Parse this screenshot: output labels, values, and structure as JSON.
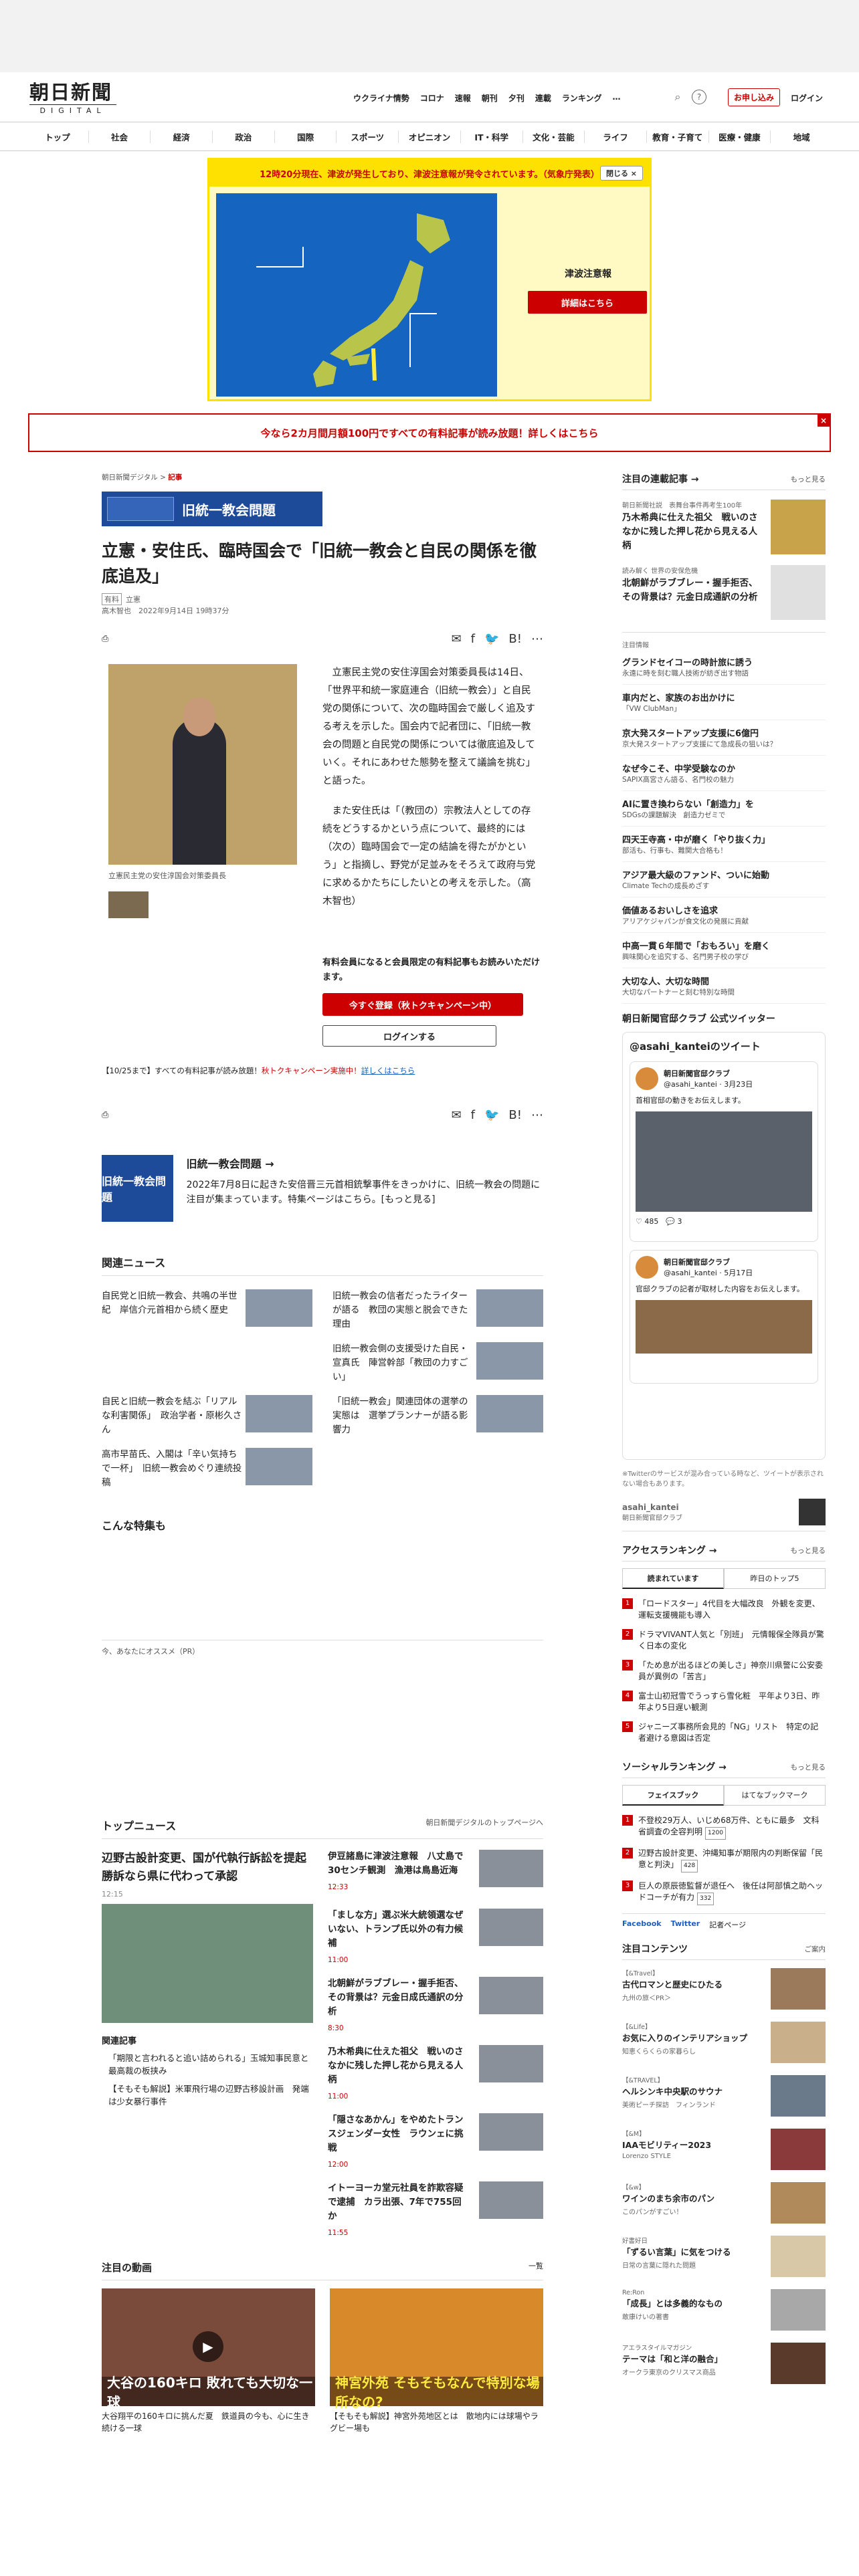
{
  "header": {
    "logo_main": "朝日新聞",
    "logo_sub": "DIGITAL",
    "links": [
      "ウクライナ情勢",
      "コロナ",
      "速報",
      "朝刊",
      "夕刊",
      "連載",
      "ランキング",
      "…"
    ],
    "subscribe": "お申し込み",
    "login": "ログイン"
  },
  "nav": [
    "トップ",
    "社会",
    "経済",
    "政治",
    "国際",
    "スポーツ",
    "オピニオン",
    "IT・科学",
    "文化・芸能",
    "ライフ",
    "教育・子育て",
    "医療・健康",
    "地域"
  ],
  "alert": {
    "headline": "12時20分現在、津波が発生しており、津波注意報が発令されています。（気象庁発表）",
    "close": "閉じる ×",
    "label": "津波注意報",
    "button": "詳細はこちら"
  },
  "promo": {
    "text": "今なら2カ月間月額100円ですべての有料記事が読み放題！詳しくはこちら",
    "close": "×"
  },
  "article": {
    "crumb_site": "朝日新聞デジタル",
    "crumb_sep": ">",
    "crumb_cat": "記事",
    "tag_banner": "旧統一教会問題",
    "title": "立憲・安住氏、臨時国会で「旧統一教会と自民の関係を徹底追及」",
    "tag": "有料",
    "tag2": "立憲",
    "author_date": "高木智也　2022年9月14日 19時37分",
    "photo_caption": "立憲民主党の安住淳国会対策委員長",
    "p1": "立憲民主党の安住淳国会対策委員長は14日、「世界平和統一家庭連合（旧統一教会）」と自民党の関係について、次の臨時国会で厳しく追及する考えを示した。国会内で記者団に、「旧統一教会の問題と自民党の関係については徹底追及していく。それにあわせた態勢を整えて議論を挑む」と語った。",
    "p2": "また安住氏は「（教団の）宗教法人としての存続をどうするかという点について、最終的には（次の）臨時国会で一定の結論を得たがかという」と指摘し、野党が足並みをそろえて政府与党に求めるかたちにしたいとの考えを示した。（高木智也）",
    "paywall_text": "有料会員になると会員限定の有料記事もお読みいただけます。",
    "register_button": "今すぐ登録（秋トクキャンペーン中）",
    "login_button": "ログインする",
    "campaign_prefix": "【10/25まで】すべての有料記事が読み放題！",
    "campaign_red": "秋トクキャンペーン実施中！",
    "campaign_suffix": "詳しくはこちら"
  },
  "special": {
    "image_label": "旧統一教会問題",
    "title": "旧統一教会問題 →",
    "desc": "2022年7月8日に起きた安倍晋三元首相銃撃事件をきっかけに、旧統一教会の問題に注目が集まっています。特集ページはこちら。[もっと見る]"
  },
  "related": {
    "heading": "関連ニュース",
    "items": [
      "自民党と旧統一教会、共鳴の半世紀　岸信介元首相から続く歴史",
      "旧統一教会の信者だったライターが語る　教団の実態と脱会できた理由",
      "",
      "旧統一教会側の支援受けた自民・宣真氏　陣営幹部「教団の力すごい」",
      "自民と旧統一教会を結ぶ「リアルな利害関係」　政治学者・原彬久さん",
      "「旧統一教会」関連団体の選挙の実態は　選挙プランナーが語る影響力",
      "高市早苗氏、入閣は「辛い気持ちで一杯」　旧統一教会めぐり連続投稿"
    ]
  },
  "feature_heading": "こんな特集も",
  "recommend": "今、あなたにオススメ（PR）",
  "topnews": {
    "heading": "トップニュース",
    "link": "朝日新聞デジタルのトップページへ",
    "main_title": "辺野古設計変更、国が代執行訴訟を提起　勝訴なら県に代わって承認",
    "main_time": "12:15",
    "related_heading": "関連記事",
    "related": [
      "「期限と言われると追い詰められる」玉城知事民意と最高裁の板挟み",
      "【そもそも解説】米軍飛行場の辺野古移設計画　発端は少女暴行事件"
    ],
    "items": [
      {
        "title": "伊豆諸島に津波注意報　八丈島で30センチ観測　漁港は鳥島近海",
        "time": "12:33"
      },
      {
        "title": "「ましな方」選ぶ米大統領選なぜいない、トランプ氏以外の有力候補",
        "time": "11:00"
      },
      {
        "title": "北朝鮮がラブブレー・握手拒否、その背景は？元金日成氏通訳の分析",
        "time": "8:30"
      },
      {
        "title": "乃木希典に仕えた祖父　戦いのさなかに残した押し花から見える人柄",
        "time": "11:00"
      },
      {
        "title": "「隠さなあかん」をやめたトランスジェンダー女性　ラウンェに挑戦",
        "time": "12:00"
      },
      {
        "title": "イトーヨーカ堂元社員を詐欺容疑で逮捕　カラ出張、7年で755回か",
        "time": "11:55"
      }
    ]
  },
  "videos": {
    "heading": "注目の動画",
    "link": "一覧",
    "items": [
      {
        "overlay": "大谷の160キロ 敗れても大切な一球",
        "text": "大谷翔平の160キロに挑んだ夏　鉄道員の今も、心に生き続ける一球"
      },
      {
        "overlay": "神宮外苑 そもそもなんで特別な場所なの?",
        "text": "【そもそも解説】神宮外苑地区とは　散地内には球場やラグビー場も"
      }
    ]
  },
  "side": {
    "picks_heading": "注目の連載記事 →",
    "picks_link": "もっと見る",
    "picks": [
      {
        "label": "朝日新聞社説　表舞台事件再考生100年",
        "title": "乃木希典に仕えた祖父　戦いのさなかに残した押し花から見える人柄"
      },
      {
        "label": "読み解く 世界の安保危機",
        "title": "北朝鮮がラブブレー・握手拒否、その背景は？元金日成通訳の分析"
      }
    ],
    "pr_label": "注目情報",
    "pr": [
      {
        "title": "グランドセイコーの時計旅に誘う",
        "sub": "永遠に時を刻む職人技術が紡ぎ出す物語"
      },
      {
        "title": "車内だと、家族のお出かけに",
        "sub": "「VW ClubMan」"
      },
      {
        "title": "京大発スタートアップ支援に6億円",
        "sub": "京大発スタートアップ支援にて急成長の狙いは？"
      },
      {
        "title": "なぜ今こそ、中学受験なのか",
        "sub": "SAPIX高宮さん語る、名門校の魅力"
      },
      {
        "title": "AIに置き換わらない「創造力」を",
        "sub": "SDGsの課題解決　創造力ゼミで"
      },
      {
        "title": "四天王寺高・中が磨く「やり抜く力」",
        "sub": "部活も、行事も、難関大合格も！"
      },
      {
        "title": "アジア最大級のファンド、ついに始動",
        "sub": "Climate Techの成長めざす"
      },
      {
        "title": "価値あるおいしさを追求",
        "sub": "アリアケジャパンが食文化の発展に貢献"
      },
      {
        "title": "中高一貫６年間で「おもろい」を磨く",
        "sub": "興味関心を追究する、名門男子校の学び"
      },
      {
        "title": "大切な人、大切な時間",
        "sub": "大切なパートナーと刻む特別な時間"
      }
    ],
    "twitter_heading": "朝日新聞官邸クラブ 公式ツイッター",
    "twitter_box_title": "@asahi_kanteiのツイート",
    "tweets": [
      {
        "user": "朝日新聞官邸クラブ",
        "handle": "@asahi_kantei · 3月23日",
        "text": "首相官邸の動きをお伝えします。"
      },
      {
        "user": "朝日新聞官邸クラブ",
        "handle": "@asahi_kantei · 5月17日",
        "text": "官邸クラブの記者が取材した内容をお伝えします。"
      }
    ],
    "tweet_stats": "♡ 485　💬 3",
    "twitter_note": "※Twitterのサービスが混み合っている時など、ツイートが表示されない場合もあります。",
    "twitter_acct": "asahi_kantei",
    "twitter_acct_sub": "朝日新聞官邸クラブ",
    "ranking_heading": "アクセスランキング →",
    "ranking_link": "もっと見る",
    "ranking_tabs": [
      "読まれています",
      "昨日のトップ5"
    ],
    "ranking": [
      "「ロードスター」4代目を大幅改良　外観を変更、運転支援機能も導入",
      "ドラマVIVANT人気と「別班」　元情報保全隊員が驚く日本の変化",
      "「ため息が出るほどの美しさ」神奈川県警に公安委員が異例の「苦言」",
      "富士山初冠雪でうっすら雪化粧　平年より3日、昨年より5日遅い観測",
      "ジャニーズ事務所会見的「NG」リスト　特定の記者避ける意図は否定"
    ],
    "social_heading": "ソーシャルランキング →",
    "social_link": "もっと見る",
    "social_tabs": [
      "フェイスブック",
      "はてなブックマーク"
    ],
    "social": [
      {
        "text": "不登校29万人、いじめ68万件、ともに最多　文科省調査の全容判明",
        "count": "1200"
      },
      {
        "text": "辺野古設計変更、沖縄知事が期限内の判断保留「民意と判決」",
        "count": "428"
      },
      {
        "text": "巨人の原辰徳監督が退任へ　後任は阿部慎之助ヘッドコーチが有力",
        "count": "332"
      }
    ],
    "sns": [
      "Facebook",
      "Twitter",
      "記者ページ"
    ],
    "contents_heading": "注目コンテンツ",
    "contents_link": "ご案内",
    "contents": [
      {
        "label": "【&Travel】",
        "title": "古代ロマンと歴史にひたる",
        "sub": "九州の旅＜PR＞"
      },
      {
        "label": "【&Life】",
        "title": "お気に入りのインテリアショップ",
        "sub": "知恵くらくらの家暮らし"
      },
      {
        "label": "【&TRAVEL】",
        "title": "ヘルシンキ中央駅のサウナ",
        "sub": "美術ピーチ探訪　フィンランド"
      },
      {
        "label": "【&M】",
        "title": "IAAモビリティー2023",
        "sub": "Lorenzo STYLE"
      },
      {
        "label": "【&w】",
        "title": "ワインのまち余市のパン",
        "sub": "このパンがすごい！"
      },
      {
        "label": "好書好日",
        "title": "「ずるい言葉」に気をつける",
        "sub": "日常の言葉に隠れた問題"
      },
      {
        "label": "Re:Ron",
        "title": "「成長」とは多義的なもの",
        "sub": "敢康けいの著書"
      },
      {
        "label": "アエラスタイルマガジン",
        "title": "テーマは「和と洋の融合」",
        "sub": "オークラ東京のクリスマス商品"
      }
    ]
  }
}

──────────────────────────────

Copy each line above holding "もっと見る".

    "desc": "2022年7月8日に起きた安倍晋三元首相銃撃事件をきっかけに、旧統一教会の問題に注目が集まっています。特集ページはこちら。[もっと見る]"
    "picks_link": "もっと見る",
    "ranking_link": "もっと見る",
    "social_link": "もっと見る",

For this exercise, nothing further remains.